I grew up in a house with a darkroom where my father printed black and white photographs of his six young children. He pinned the prints up on cork boards all over the house and framed one of each of us to line the stairs. I would gaze into these images each night as I dragged my sleepy head up to bed. By the time I reached high school I was shooting and printing my own photographs. When the rest of my household went to bed, I turned on the amber lights and worked late night hours in the darkroom.
When my grandfather died my mother gave me his collection of Leica cameras, and in college the Leica became my trusted friend. Upon graduating I was awarded a Watson Fellowship for my proposal to study medicinal plants in the Andes and Himalayas. I settled in a remote village in the high Andes of Peru for a year and then lived in Kathmandu where I studied Ayurveda with a local botanist and park ranger.

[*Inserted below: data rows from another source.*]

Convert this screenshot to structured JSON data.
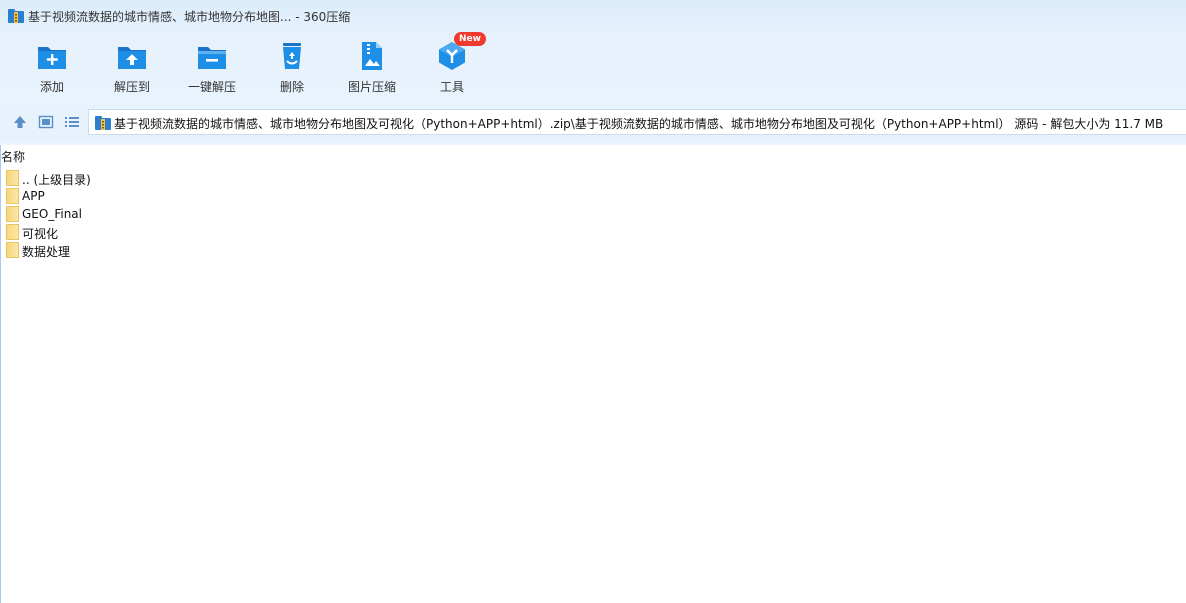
{
  "window": {
    "title": "基于视频流数据的城市情感、城市地物分布地图... - 360压缩"
  },
  "toolbar": {
    "buttons": [
      {
        "label": "添加",
        "icon": "add-folder-icon"
      },
      {
        "label": "解压到",
        "icon": "extract-to-folder-icon"
      },
      {
        "label": "一键解压",
        "icon": "one-click-extract-icon"
      },
      {
        "label": "删除",
        "icon": "recycle-bin-icon"
      },
      {
        "label": "图片压缩",
        "icon": "image-compress-icon"
      },
      {
        "label": "工具",
        "icon": "tools-cube-icon",
        "badge": "New"
      }
    ]
  },
  "navbar": {
    "path": "基于视频流数据的城市情感、城市地物分布地图及可视化（Python+APP+html）.zip\\基于视频流数据的城市情感、城市地物分布地图及可视化（Python+APP+html） 源码 - 解包大小为 11.7 MB"
  },
  "filelist": {
    "column_name": "名称",
    "items": [
      {
        "name": ".. (上级目录)"
      },
      {
        "name": "APP"
      },
      {
        "name": "GEO_Final"
      },
      {
        "name": "可视化"
      },
      {
        "name": "数据处理"
      }
    ]
  },
  "colors": {
    "accent": "#1e8fe6",
    "accent_dark": "#1a73c9",
    "badge": "#f03a2e",
    "folder": "#f7d77e"
  }
}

Living in South America and then Asia changed my life and the photographs that I took in my journeys convinced me to pursue photography full time. I moved to San Francisco in 1986 and set up a darkroom. I returned to Peru in 1987 with a Hasselblad and the prints I made were shown at the Michael Shapiro Gallery in 1989.
The following year my Peru portfolio was awarded a Maine Photographic Workshops Work Grant which enabled me to return to Asia to photograph in Nepal, India, and China. I had my first solo show in NY in 1996 at the Yancey Richardson Gallery, and my photographs were printed and reviewed in the New Yorker magazine and the New York Times.
In 2007 my work shifted when I spent a sabbatical year in Italy where I studied bookbinding with an old master named Omero Benvenuti. After my return, I set up a bookbinding shop and photography studio in San Francisco where I continue to make photographic prints, Florentine marbled papers, tooled leather journals, and photography books.